§ PROBLEM STATEMENT: The number of lines holding the string "zhang" is all that is wanted; count them in the records below.

START RECORDS SUPPLIED

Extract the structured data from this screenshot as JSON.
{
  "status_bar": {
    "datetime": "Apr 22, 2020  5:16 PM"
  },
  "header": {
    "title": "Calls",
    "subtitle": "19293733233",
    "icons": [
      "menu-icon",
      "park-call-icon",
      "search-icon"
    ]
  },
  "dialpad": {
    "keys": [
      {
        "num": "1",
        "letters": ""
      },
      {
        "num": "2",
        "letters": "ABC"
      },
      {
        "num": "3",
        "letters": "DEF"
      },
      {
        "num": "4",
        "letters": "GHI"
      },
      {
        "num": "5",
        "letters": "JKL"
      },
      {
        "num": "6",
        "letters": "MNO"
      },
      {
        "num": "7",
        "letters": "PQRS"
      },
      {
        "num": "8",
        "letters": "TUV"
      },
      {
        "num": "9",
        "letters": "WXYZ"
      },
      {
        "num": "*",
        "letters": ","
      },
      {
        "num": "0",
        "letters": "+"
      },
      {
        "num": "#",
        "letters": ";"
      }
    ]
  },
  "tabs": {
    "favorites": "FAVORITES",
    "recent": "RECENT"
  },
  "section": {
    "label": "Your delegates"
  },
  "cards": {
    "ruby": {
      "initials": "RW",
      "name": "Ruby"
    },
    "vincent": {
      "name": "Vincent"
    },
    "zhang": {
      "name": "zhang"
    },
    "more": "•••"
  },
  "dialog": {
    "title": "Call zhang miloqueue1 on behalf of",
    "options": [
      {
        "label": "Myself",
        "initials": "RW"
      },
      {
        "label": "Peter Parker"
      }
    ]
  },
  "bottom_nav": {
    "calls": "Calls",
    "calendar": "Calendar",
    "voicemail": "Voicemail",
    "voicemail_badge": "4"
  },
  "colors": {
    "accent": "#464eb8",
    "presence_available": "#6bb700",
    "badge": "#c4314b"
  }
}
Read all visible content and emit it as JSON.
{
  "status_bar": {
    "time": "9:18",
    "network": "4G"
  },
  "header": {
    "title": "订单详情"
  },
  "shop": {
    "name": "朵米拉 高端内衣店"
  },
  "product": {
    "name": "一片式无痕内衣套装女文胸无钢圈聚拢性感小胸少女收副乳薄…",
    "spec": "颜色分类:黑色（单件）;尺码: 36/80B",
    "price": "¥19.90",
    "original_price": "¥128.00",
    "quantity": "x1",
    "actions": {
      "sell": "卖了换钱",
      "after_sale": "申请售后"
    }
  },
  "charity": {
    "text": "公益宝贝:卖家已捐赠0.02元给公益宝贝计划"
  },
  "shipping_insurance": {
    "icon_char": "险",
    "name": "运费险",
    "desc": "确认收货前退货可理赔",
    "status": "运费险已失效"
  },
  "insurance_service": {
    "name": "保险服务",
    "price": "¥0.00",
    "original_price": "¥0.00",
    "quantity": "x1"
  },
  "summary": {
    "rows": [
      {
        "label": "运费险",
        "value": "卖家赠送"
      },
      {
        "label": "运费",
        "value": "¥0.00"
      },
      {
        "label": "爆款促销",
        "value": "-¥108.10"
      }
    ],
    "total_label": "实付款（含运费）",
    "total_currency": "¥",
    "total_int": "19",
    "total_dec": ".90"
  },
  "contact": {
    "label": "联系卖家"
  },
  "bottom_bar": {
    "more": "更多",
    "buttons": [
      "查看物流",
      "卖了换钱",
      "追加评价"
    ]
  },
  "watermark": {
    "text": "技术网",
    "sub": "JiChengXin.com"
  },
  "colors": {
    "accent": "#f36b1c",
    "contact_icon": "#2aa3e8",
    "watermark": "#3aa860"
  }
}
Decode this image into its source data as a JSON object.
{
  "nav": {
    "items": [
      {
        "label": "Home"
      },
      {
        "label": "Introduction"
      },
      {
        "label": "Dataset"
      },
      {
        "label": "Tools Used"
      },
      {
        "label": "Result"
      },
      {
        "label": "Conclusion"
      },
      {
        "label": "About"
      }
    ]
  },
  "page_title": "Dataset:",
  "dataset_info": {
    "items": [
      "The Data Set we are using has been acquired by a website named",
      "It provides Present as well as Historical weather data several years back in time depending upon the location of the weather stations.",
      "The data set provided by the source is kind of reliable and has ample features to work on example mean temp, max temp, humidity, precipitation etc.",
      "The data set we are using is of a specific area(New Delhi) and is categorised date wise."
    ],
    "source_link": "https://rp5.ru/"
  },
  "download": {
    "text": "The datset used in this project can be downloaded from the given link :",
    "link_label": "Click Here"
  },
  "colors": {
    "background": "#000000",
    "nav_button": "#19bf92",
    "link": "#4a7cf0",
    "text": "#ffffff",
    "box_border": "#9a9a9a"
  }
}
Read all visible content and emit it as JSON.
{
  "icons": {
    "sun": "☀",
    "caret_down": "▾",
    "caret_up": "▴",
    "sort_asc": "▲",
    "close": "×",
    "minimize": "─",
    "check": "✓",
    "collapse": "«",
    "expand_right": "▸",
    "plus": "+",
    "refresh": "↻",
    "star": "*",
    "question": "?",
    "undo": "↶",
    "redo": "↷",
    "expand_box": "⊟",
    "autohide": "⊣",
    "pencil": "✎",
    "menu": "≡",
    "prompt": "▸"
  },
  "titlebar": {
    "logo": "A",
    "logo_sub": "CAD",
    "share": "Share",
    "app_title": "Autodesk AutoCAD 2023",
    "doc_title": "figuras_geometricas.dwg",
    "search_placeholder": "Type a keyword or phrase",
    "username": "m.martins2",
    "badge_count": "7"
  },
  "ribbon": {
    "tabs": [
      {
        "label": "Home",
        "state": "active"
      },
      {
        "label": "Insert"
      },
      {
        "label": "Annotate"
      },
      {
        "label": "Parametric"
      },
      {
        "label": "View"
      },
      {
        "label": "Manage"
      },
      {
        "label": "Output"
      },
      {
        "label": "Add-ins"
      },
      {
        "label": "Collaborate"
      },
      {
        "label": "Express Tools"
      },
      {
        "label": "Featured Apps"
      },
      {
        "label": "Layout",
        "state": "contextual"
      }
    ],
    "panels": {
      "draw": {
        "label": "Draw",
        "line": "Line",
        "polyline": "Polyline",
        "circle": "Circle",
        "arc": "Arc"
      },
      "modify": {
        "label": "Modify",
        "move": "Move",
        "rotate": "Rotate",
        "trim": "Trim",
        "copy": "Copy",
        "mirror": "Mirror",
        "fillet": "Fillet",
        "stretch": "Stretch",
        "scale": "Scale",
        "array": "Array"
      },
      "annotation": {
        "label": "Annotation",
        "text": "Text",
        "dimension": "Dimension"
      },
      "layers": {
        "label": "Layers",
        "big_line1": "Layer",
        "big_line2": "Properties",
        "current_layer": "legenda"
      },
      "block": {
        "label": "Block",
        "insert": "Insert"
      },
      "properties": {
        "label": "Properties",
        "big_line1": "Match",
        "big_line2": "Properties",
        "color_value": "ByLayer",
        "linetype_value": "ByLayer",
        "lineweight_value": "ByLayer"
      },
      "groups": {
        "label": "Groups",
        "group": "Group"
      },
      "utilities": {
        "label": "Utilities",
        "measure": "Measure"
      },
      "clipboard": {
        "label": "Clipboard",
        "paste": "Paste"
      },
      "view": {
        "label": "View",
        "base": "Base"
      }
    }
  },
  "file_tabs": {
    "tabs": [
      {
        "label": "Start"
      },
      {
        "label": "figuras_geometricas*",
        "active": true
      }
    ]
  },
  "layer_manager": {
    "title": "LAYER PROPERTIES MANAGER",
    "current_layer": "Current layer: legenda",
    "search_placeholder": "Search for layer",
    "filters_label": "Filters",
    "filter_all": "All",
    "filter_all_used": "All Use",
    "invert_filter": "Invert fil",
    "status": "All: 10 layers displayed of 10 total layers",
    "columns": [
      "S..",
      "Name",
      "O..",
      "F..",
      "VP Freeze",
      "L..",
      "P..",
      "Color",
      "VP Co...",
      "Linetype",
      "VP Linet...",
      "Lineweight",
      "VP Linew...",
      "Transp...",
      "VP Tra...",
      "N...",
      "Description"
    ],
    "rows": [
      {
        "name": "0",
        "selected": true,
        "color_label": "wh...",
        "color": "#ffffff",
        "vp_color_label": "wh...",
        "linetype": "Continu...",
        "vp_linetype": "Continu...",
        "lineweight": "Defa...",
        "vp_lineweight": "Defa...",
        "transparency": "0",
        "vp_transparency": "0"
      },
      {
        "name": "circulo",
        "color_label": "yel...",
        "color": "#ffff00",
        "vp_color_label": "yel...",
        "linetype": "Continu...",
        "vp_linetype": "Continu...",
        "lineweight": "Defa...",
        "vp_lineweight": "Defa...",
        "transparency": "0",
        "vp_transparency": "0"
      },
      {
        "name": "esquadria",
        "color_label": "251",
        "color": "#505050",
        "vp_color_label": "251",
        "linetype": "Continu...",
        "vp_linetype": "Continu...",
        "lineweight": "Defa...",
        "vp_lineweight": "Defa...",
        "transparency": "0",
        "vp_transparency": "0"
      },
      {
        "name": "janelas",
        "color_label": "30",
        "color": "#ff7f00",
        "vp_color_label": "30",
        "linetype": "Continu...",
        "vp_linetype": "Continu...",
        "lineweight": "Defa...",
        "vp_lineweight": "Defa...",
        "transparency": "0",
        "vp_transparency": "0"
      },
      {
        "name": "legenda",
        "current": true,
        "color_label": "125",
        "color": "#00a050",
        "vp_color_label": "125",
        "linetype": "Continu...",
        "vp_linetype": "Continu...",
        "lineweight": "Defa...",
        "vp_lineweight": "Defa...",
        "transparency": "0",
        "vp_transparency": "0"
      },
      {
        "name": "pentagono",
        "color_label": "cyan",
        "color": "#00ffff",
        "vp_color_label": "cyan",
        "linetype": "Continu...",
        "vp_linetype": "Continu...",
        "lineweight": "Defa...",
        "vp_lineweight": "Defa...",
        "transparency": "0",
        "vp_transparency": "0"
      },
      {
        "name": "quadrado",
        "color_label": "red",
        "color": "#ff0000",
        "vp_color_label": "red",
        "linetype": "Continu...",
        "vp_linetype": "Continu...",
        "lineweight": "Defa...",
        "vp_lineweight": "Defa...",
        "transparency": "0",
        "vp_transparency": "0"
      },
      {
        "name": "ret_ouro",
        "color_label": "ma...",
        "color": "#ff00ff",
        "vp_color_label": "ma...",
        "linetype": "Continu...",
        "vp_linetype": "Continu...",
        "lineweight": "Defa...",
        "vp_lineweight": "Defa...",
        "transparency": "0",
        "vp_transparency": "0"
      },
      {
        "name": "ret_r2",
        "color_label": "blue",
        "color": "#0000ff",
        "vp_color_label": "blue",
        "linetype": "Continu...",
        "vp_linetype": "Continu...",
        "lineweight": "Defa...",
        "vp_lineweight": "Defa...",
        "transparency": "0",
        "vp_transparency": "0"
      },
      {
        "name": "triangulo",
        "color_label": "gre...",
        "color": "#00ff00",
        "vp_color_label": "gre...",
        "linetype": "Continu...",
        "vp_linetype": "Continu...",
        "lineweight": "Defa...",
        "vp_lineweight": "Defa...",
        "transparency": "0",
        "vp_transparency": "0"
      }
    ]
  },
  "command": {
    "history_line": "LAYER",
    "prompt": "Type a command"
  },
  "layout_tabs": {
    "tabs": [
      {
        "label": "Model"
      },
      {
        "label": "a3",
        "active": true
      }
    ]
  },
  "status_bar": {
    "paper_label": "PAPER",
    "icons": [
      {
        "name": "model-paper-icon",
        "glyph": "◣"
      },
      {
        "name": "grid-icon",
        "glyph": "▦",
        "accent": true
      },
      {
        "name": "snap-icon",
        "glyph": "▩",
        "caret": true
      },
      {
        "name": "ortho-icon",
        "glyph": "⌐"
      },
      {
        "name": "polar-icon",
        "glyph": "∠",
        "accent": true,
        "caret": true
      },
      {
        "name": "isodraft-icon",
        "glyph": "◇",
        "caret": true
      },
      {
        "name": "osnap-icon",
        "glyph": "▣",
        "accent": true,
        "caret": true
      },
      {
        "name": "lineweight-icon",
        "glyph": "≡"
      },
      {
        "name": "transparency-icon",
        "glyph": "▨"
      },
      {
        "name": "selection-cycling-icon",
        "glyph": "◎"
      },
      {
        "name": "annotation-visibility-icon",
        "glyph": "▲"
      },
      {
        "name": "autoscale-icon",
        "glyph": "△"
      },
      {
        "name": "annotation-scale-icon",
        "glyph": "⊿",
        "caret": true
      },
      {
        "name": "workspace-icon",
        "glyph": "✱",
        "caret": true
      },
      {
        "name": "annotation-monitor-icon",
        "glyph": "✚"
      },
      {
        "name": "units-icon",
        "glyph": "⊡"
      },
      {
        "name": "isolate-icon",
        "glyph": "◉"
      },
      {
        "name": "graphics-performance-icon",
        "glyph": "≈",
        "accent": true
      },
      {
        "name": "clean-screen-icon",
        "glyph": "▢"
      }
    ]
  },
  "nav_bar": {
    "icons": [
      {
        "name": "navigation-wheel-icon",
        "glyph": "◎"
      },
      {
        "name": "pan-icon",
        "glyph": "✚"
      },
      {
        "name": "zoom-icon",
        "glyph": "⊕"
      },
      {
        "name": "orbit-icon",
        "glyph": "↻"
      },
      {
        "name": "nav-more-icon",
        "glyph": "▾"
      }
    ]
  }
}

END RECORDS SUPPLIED

§ WRITTEN SOLUTION: 3